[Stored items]
====

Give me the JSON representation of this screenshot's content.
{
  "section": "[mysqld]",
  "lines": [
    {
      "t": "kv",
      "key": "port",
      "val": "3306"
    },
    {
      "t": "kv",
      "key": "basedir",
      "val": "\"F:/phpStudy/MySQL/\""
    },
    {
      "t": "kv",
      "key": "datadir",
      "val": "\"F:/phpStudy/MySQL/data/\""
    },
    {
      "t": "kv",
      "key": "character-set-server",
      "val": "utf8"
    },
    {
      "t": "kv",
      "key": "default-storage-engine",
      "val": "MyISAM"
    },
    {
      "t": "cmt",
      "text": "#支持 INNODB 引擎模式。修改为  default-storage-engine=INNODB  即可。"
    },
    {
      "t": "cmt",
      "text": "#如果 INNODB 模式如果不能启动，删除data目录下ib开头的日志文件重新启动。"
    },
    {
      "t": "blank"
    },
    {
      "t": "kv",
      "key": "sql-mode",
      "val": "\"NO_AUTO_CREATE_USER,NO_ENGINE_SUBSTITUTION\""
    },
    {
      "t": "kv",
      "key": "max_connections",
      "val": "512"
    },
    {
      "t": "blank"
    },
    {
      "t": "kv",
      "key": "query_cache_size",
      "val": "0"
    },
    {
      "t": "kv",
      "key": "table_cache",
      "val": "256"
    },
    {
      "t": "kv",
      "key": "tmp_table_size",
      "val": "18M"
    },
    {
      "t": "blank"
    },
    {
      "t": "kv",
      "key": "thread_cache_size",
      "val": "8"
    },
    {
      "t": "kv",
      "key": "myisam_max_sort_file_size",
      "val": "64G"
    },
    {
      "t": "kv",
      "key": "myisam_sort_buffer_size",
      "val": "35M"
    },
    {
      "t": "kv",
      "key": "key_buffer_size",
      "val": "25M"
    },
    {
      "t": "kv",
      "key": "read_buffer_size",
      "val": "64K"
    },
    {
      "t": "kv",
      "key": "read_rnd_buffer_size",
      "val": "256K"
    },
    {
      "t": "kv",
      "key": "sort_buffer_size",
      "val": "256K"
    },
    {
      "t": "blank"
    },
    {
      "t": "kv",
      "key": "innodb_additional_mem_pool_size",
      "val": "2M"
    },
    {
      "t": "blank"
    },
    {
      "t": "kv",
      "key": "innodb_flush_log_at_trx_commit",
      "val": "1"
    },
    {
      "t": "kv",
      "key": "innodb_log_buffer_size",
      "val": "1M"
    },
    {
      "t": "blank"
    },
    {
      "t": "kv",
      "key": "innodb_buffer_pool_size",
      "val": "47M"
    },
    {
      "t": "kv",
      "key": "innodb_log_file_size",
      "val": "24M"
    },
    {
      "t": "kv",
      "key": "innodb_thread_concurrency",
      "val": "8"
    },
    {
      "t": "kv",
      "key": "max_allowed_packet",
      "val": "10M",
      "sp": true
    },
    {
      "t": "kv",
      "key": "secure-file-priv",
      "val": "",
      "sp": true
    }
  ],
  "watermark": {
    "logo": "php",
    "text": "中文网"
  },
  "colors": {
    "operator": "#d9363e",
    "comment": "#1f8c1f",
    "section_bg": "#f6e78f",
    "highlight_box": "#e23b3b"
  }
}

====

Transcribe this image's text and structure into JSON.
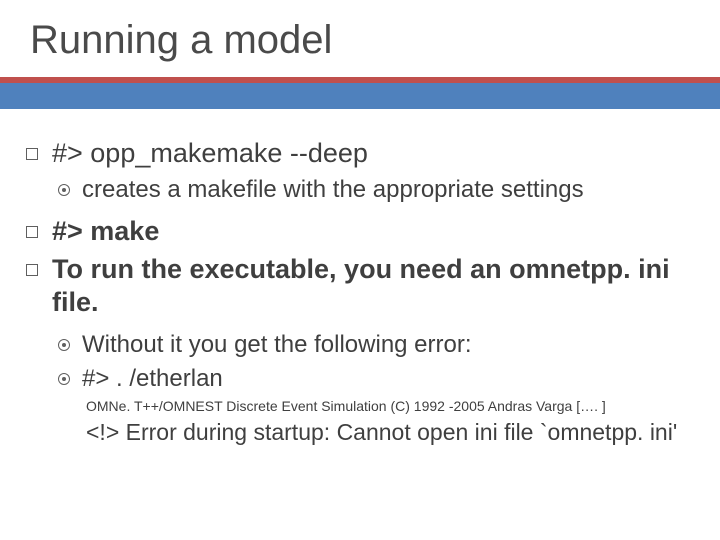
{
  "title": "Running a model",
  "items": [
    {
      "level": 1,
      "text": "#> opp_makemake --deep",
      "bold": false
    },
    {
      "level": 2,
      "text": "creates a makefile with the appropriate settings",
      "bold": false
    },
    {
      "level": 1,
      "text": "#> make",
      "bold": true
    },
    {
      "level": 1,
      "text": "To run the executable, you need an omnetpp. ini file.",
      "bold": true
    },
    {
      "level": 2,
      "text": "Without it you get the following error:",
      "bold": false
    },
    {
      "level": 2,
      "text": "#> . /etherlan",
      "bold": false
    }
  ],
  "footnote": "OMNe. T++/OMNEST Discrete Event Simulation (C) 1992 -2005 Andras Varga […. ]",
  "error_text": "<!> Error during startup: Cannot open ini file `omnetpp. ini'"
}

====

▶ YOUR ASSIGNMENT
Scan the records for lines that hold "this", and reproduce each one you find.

▶ EXERCISE SOLUTION
Give me the JSON representation of this screenshot's content.
Transcribe this image's text and structure into JSON.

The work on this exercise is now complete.